Yesterday was a long day for Lupe Fiasco given the whole set of Twitter exchanges with Chief Keef. The situation seemed to take its toll on Lupe and give him one more reason to further his talks of retirement.
Before moving forward, let’s get one thing straight: Lupe knows how to tug at the heartstrings of fans and media. Yes, he’s failed at it over the course of recent years, resulting in many turning their backs and sticking their fingers in their ears to ignore his off-the-wall talk and self-righteous behavior. With the Chief chaos and the media swirl surrounding his music, Lupe’s milking it as he very well should, playing off the sympathies and tired feelings of fans. But now fans are listening again because he’s making sense. He’s speaking for the people again versus previously speaking to them or just to hear himself talk.
At a certain point, the shit – shit, here, being the certain aspect of music and the artists being pushed on the plate in front us, not Lupe – starts getting old. For every get-rich-quick scheme for artists that labels try to hit us off with, there are dozens of artists languishing below the sight of audiences who hunger for their music. Yeah, blogs can do a little and fans can do a lot with word of mouth, but nothing can replace the power of the machine putting mucho dinero behind an artist and plastering their music across media outlets; capturing those high dollar features and production that would be otherwise unattainable; and all the other rigamarole we’ve come to know as music today.
Dear rap Jesus, we need a commission. Or a rap board. Or maybe just a little honesty from the current gatekeepers and larger media outlets to stop supporting wack shit or having the cojones to call artists out when they do monkey shit, word to Pimp C.
I applaud Lu for caring, but carrying the weight of Chicago and all things righteous is the equivalent of having an anvil placed on each shoulder, ultimately sinking him into the ground. The stress and sadness he speaks of aren’t the kind for show, at least not in my opinion. And they could very well kill him… if Chief Keef doesn’t first (lol?).
At a certain point, it would be good to see a Kanye or Common take a break from Hawaii, Hollywood or wherever they may be and speak up. They’ve played a prominent role in bringing Chicago’s music into the nation’s consciousness, and we could all benefit from hearing their stance. As it stands, the most we know from Kanye is that he likes Keef’s music – even though Keef seems not to like him.
If they’re too busy, can we get Twista or any one of Chicago’s rap elders? Mikkey Halsted said he’s the common denominator between Kanye and Keef, so can he find a way mediate or to help Keef? At the end of the day, that’s what this is about, whether you agree or disagree. It’s not about rap. It’s not about rappers.

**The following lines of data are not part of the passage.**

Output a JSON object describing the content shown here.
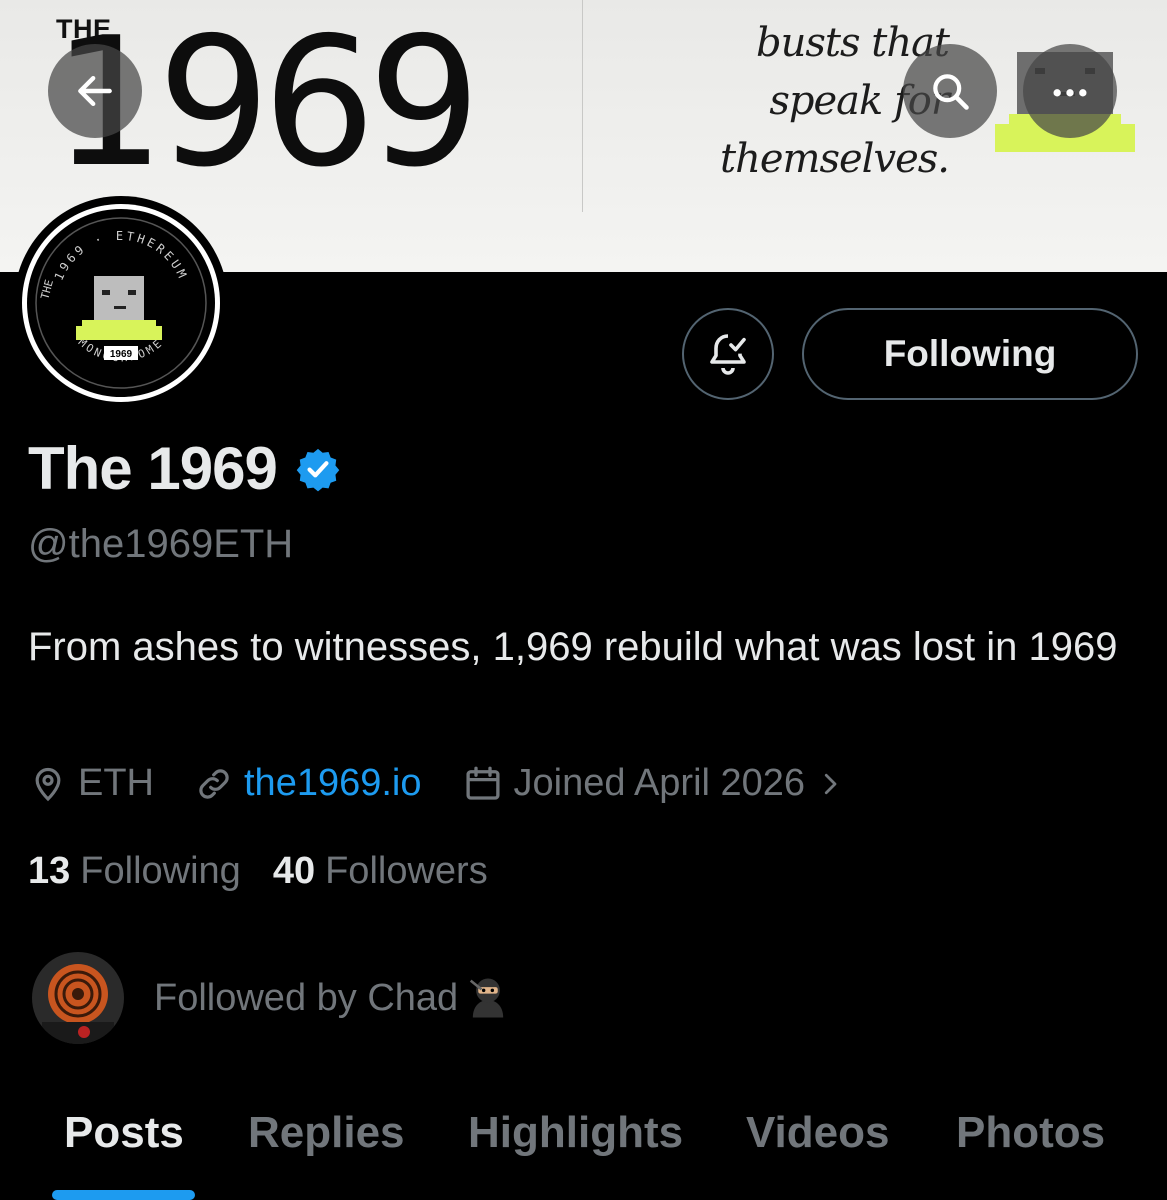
{
  "banner": {
    "the_label": "THE",
    "big_number": "1969",
    "tagline_lines": [
      "busts that",
      "speak for",
      "themselves."
    ]
  },
  "avatar_logo": {
    "ring_text_top": "1969 · ETHEREUM",
    "ring_text_left": "THE",
    "ring_text_bottom": "MONOCHROME",
    "badge": "1969"
  },
  "header_buttons": {
    "back_icon": "arrow-left-icon",
    "search_icon": "search-icon",
    "more_icon": "more-horizontal-icon"
  },
  "actions": {
    "notify_icon": "bell-check-icon",
    "following_label": "Following"
  },
  "profile": {
    "display_name": "The 1969",
    "verified": true,
    "handle": "@the1969ETH",
    "bio": "From ashes to witnesses, 1,969 rebuild what was lost in 1969",
    "location": "ETH",
    "website": "the1969.io",
    "joined": "Joined April 2026",
    "following_count": "13",
    "following_label": "Following",
    "followers_count": "40",
    "followers_label": "Followers",
    "followed_by_text": "Followed by Chad"
  },
  "tabs": [
    {
      "label": "Posts",
      "active": true
    },
    {
      "label": "Replies",
      "active": false
    },
    {
      "label": "Highlights",
      "active": false
    },
    {
      "label": "Videos",
      "active": false
    },
    {
      "label": "Photos",
      "active": false
    }
  ],
  "colors": {
    "background": "#000000",
    "accent_blue": "#1d9bf0",
    "muted_text": "#71767b",
    "primary_text": "#e7e9ea",
    "lime": "#d8f35a"
  }
}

It’s about helping a kid. One kid who has a huge amount of sway among other youth in a city–no, the nation. Because this isn’t “a Chicago problem.” There’s a Keef in Little Rock, Dayton, Detroit, Fort Lauderdale, Nashville, New York and every other metropolitan area you can possibly name. And if teens can see another teen smarten up, they’re more likely to do the same. But somebody has to lead the way.
Anyway, during his Twitter moment yesterday, Lupe slipped out his long-awaited single “American Terrorist, Pt. 2 (Superheroes).” According to him, it’s unfinished and like so many of his peers, a work in progress.
Previously — Chief Keef Threatens To Smack Lupe Fiasco